What Hello Barbie Can Tell Us About Behavioural Targeting
Valerie Steeves, University of Ottawa
September 15, 2016 2:30pm, in DC 1302
This paper examines the legal and discursive structure of Hello Barbie, Mattel's interactive doll that records a child's speech, sends it to the cloud for analysis, and remotely selects one of approximately 8,000 pre-determined phrases so Barbie can "talk" to the child in real time. I argue that Hello Barbie provides a window into the non-transparent practices that are at heart of big data marketing and the ways in which the algorithm at the heart of big data can not only reproduce discriminatory patterns, but also encourage children to incorporate stereotypical performances in their social interactions. I trace Barbie's development since 1959, from doll to interactive website presence, to marketing robot, to examine how Barbie's various incarnations have interacted with the private world of child's play. Westin's privacy states and functions are used to examine how Mattel has reconstructed the Barbie doll, a social artefact that can be resisted through play, into a highly disciplinary networked persona that is less accessible to critique/resistance. Although parents are co-opted to help with the work of building the brand through the legal agreements that govern the play, the child herself provides the primary labour of commodification as her imaginary conversations become the material out of which commodities are made.
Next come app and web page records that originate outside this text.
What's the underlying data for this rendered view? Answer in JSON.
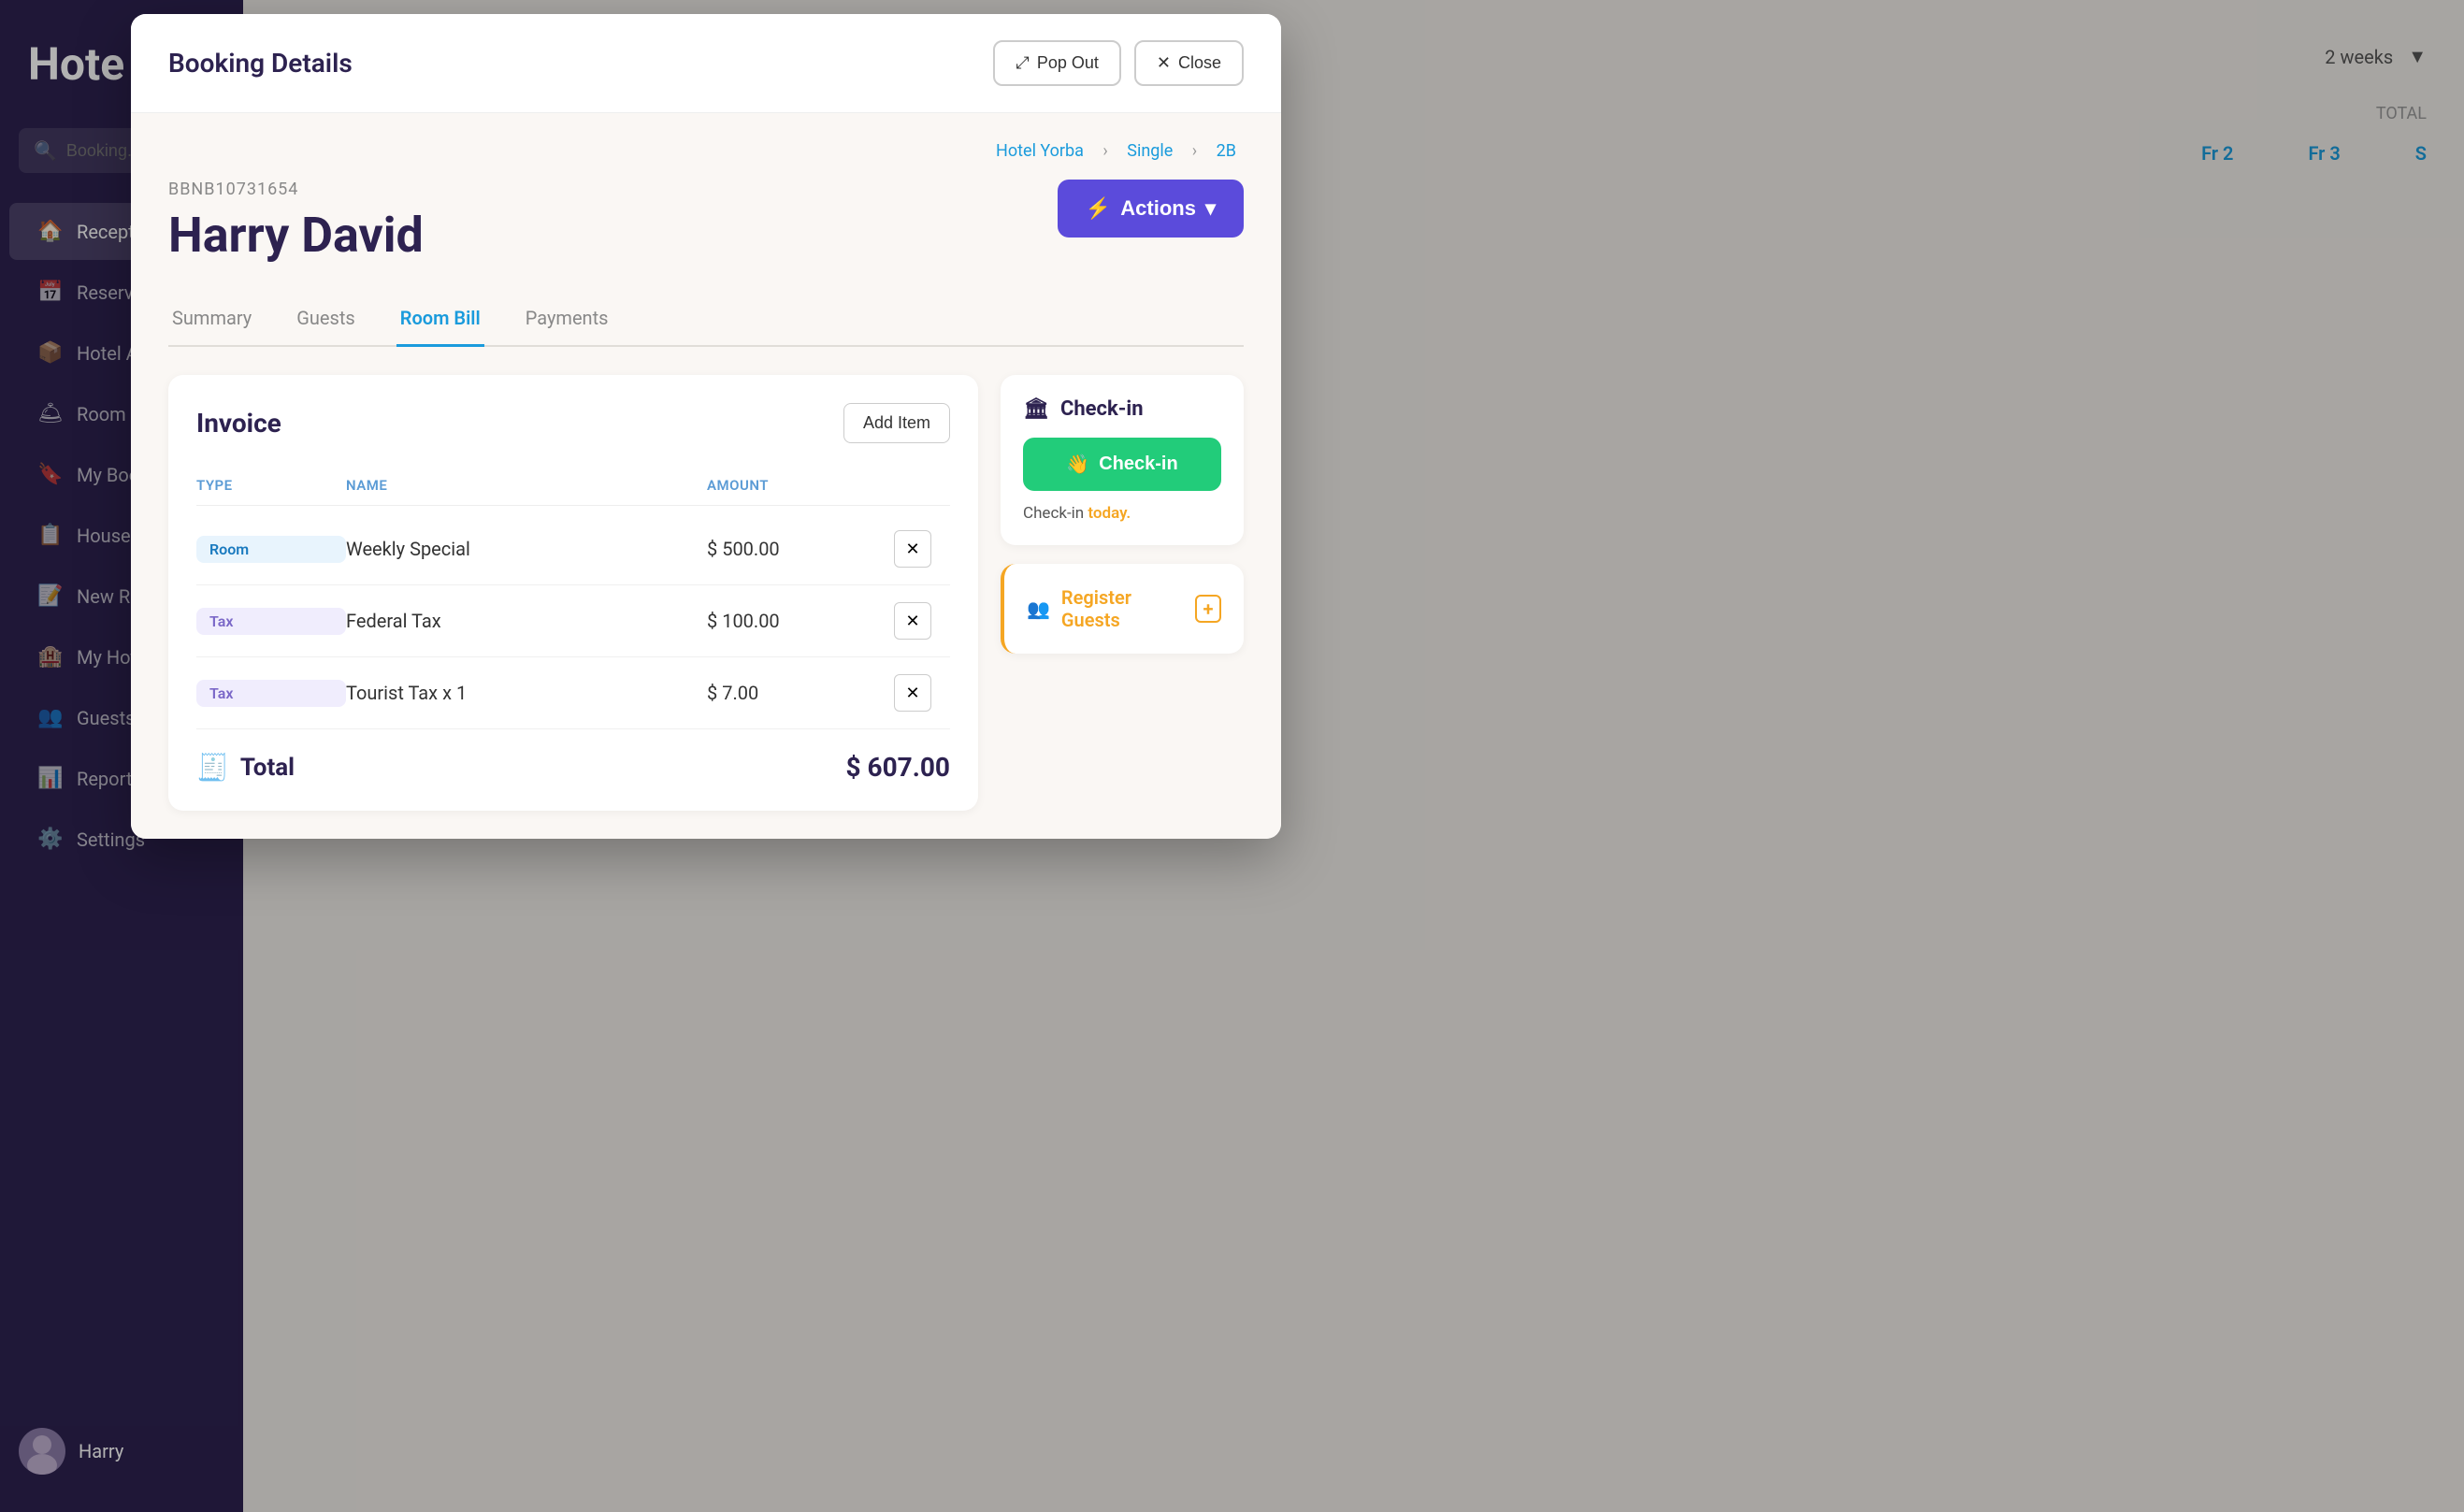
{
  "sidebar": {
    "logo": "Hote",
    "search_placeholder": "Booking...",
    "items": [
      {
        "id": "reception",
        "label": "Reception",
        "icon": "🏠",
        "active": true
      },
      {
        "id": "reservations",
        "label": "Reservations",
        "icon": "📅"
      },
      {
        "id": "hotel-activity",
        "label": "Hotel Activity",
        "icon": "📦"
      },
      {
        "id": "room-services",
        "label": "Room Services",
        "icon": "🛎"
      },
      {
        "id": "my-booking",
        "label": "My Booking",
        "icon": "🔖"
      },
      {
        "id": "housekeeping",
        "label": "Housekeeping",
        "icon": "📋"
      },
      {
        "id": "new-reserva",
        "label": "New Reserva...",
        "icon": "📝"
      },
      {
        "id": "my-hotel",
        "label": "My Hotel",
        "icon": "🏨"
      },
      {
        "id": "guests",
        "label": "Guests",
        "icon": "👥"
      },
      {
        "id": "reports",
        "label": "Reports",
        "icon": "📊"
      },
      {
        "id": "settings",
        "label": "Settings",
        "icon": "⚙️"
      }
    ],
    "user": {
      "name": "Harry"
    }
  },
  "modal": {
    "title": "Booking Details",
    "pop_out_label": "Pop Out",
    "close_label": "Close",
    "breadcrumb": {
      "hotel": "Hotel Yorba",
      "type": "Single",
      "room": "2B",
      "separator": "›"
    },
    "booking_id": "BBNB10731654",
    "booking_name": "Harry David",
    "actions_label": "Actions",
    "tabs": [
      {
        "id": "summary",
        "label": "Summary"
      },
      {
        "id": "guests",
        "label": "Guests"
      },
      {
        "id": "room-bill",
        "label": "Room Bill",
        "active": true
      },
      {
        "id": "payments",
        "label": "Payments"
      }
    ],
    "invoice": {
      "title": "Invoice",
      "add_item_label": "Add Item",
      "columns": {
        "type": "TYPE",
        "name": "NAME",
        "amount": "AMOUNT"
      },
      "rows": [
        {
          "type": "Room",
          "type_class": "room",
          "name": "Weekly Special",
          "amount": "$ 500.00"
        },
        {
          "type": "Tax",
          "type_class": "tax",
          "name": "Federal Tax",
          "amount": "$ 100.00"
        },
        {
          "type": "Tax",
          "type_class": "tax",
          "name": "Tourist Tax x 1",
          "amount": "$ 7.00"
        }
      ],
      "total_label": "Total",
      "total_amount": "$ 607.00"
    },
    "checkin_panel": {
      "title": "Check-in",
      "button_label": "Check-in",
      "note_prefix": "Check-in ",
      "note_highlight": "today.",
      "register_label": "Register Guests"
    }
  },
  "background": {
    "title": "Hote",
    "schedule_period": "2 weeks"
  }
}
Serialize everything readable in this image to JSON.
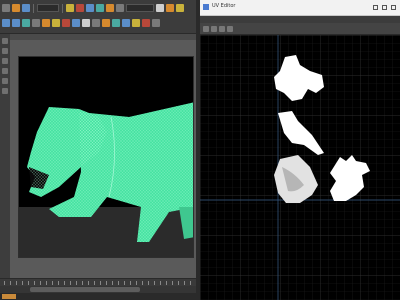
{
  "left_app": {
    "viewport_overlay_text": "",
    "accent_green": "#49e3a3",
    "shelf_icons": [
      "move-icon",
      "rotate-icon",
      "scale-icon",
      "select-icon",
      "lasso-icon",
      "paint-icon",
      "snap-icon",
      "camera-icon",
      "render-icon",
      "light-icon"
    ]
  },
  "uv_editor": {
    "window_title": "UV Editor",
    "uv_fill_color": "#ffffff",
    "grid_color": "#1f1f1f",
    "shells": [
      "head-shell",
      "torso-shell",
      "leg-shell",
      "tail-shell"
    ]
  },
  "colors": {
    "mesh": "#49e3a3",
    "viewport_bg": "#000000",
    "panel": "#444444"
  }
}
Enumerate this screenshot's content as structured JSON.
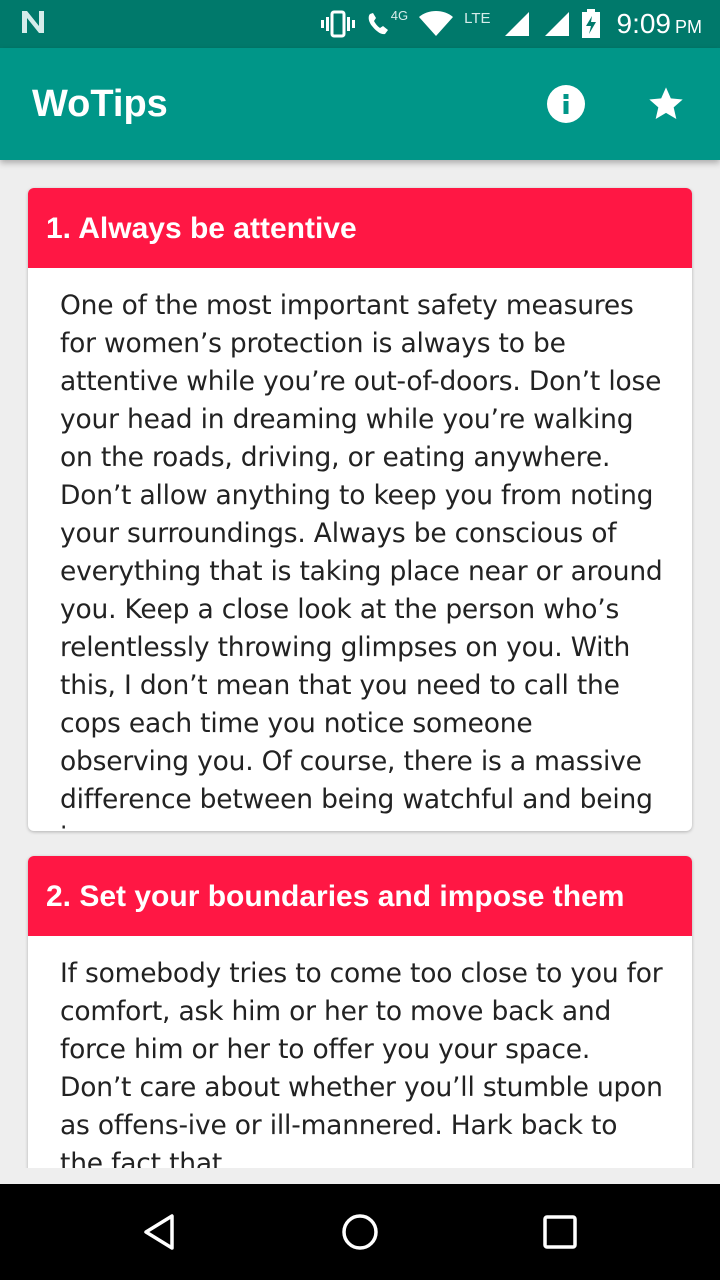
{
  "status_bar": {
    "network_badge": "4G",
    "network_type": "LTE",
    "time": "9:09",
    "ampm": "PM"
  },
  "app_bar": {
    "title": "WoTips",
    "actions": [
      "info-icon",
      "star-icon"
    ]
  },
  "tips": [
    {
      "title": "1. Always be attentive",
      "body": "One of the most important safety measures for women’s protection is always to be attentive while you’re out-of-doors. Don’t lose your head in dreaming while you’re walking on the roads, driving, or eating anywhere. Don’t allow anything to keep you from noting your surroundings. Always be conscious of everything that is taking place near or around you. Keep a close look at the person who’s relentlessly throwing glimpses on you. With this, I don’t mean that you need to call the cops each time you notice someone observing you. Of course, there is a massive difference between being watchful and being insecure."
    },
    {
      "title": "2. Set your boundaries and impose them",
      "body": "If somebody tries to come too close to you for comfort, ask him or her to move back and force him or her to offer you your space. Don’t care about whether you’ll stumble upon as offens-ive or ill-mannered. Hark back to the fact that"
    }
  ],
  "colors": {
    "status_bar": "#00796b",
    "app_bar": "#009688",
    "card_header": "#ff1744",
    "background": "#eeeeee"
  },
  "nav_bar": {
    "buttons": [
      "back-icon",
      "home-icon",
      "recents-icon"
    ]
  }
}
Valerie Steeves, B.A., J.D., Ph.D. is an Associate Professor in the Department of Criminology at the University of Ottawa in Ottawa, Canada. Her main area of research is in human rights and technology issues. Her current research focuses on children's use of networked technologies, and the use of big data for predictive policing. She is the co-principal investigator (with Jane Bailey) of The eQuality Project (funded by the Social Sciences and Humanities Research Council of Canada through a partnership grant), which is examining young people's experiences of privacy and equality in networked spaces. She is also the lead researcher on the Young Canadian in a Wired World project (YCWW), which has been tracking young peopleâ€™s use of new media since 1999. IAs a co-investigator on the Big Data Surveillance project, funded by the Social Sciences and Humanities Research Council of Canada, she is co-leading (with Kevin Haggerty) a working group examining the use of big data for policing and other forms of social control.